┌──

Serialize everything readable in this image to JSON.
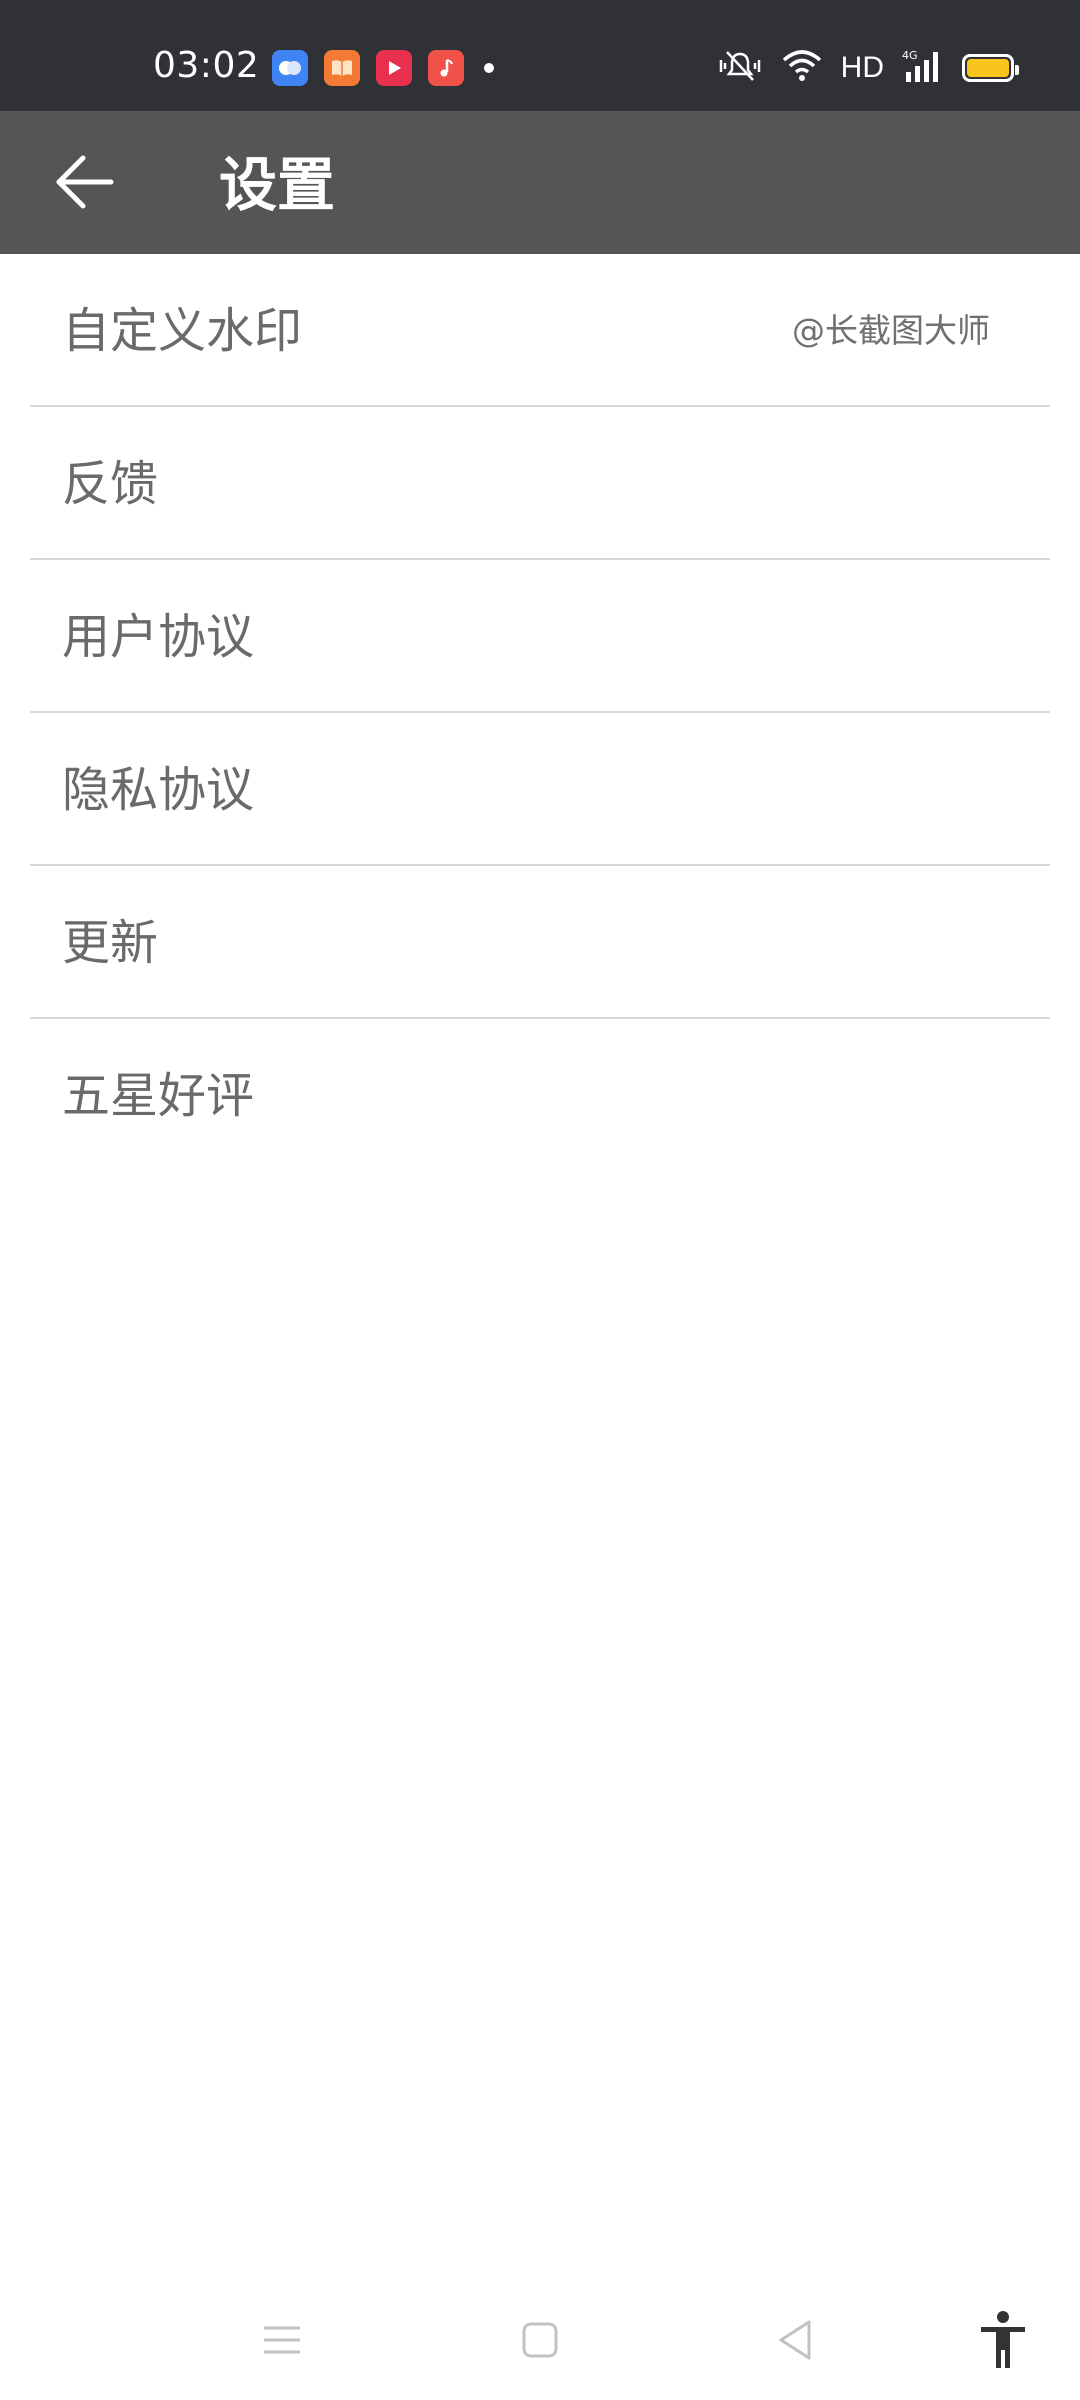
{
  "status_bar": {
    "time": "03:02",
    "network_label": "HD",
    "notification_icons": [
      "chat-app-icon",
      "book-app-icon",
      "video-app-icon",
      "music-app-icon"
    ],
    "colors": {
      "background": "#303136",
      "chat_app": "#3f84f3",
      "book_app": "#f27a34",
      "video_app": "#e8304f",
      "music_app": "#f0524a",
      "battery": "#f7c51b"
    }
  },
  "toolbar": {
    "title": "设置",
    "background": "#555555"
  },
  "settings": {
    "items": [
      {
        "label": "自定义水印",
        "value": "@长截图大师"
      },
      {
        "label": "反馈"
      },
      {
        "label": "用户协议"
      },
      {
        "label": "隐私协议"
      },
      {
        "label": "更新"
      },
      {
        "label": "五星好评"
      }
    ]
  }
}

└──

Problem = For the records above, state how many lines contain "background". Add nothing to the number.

Answer box = 2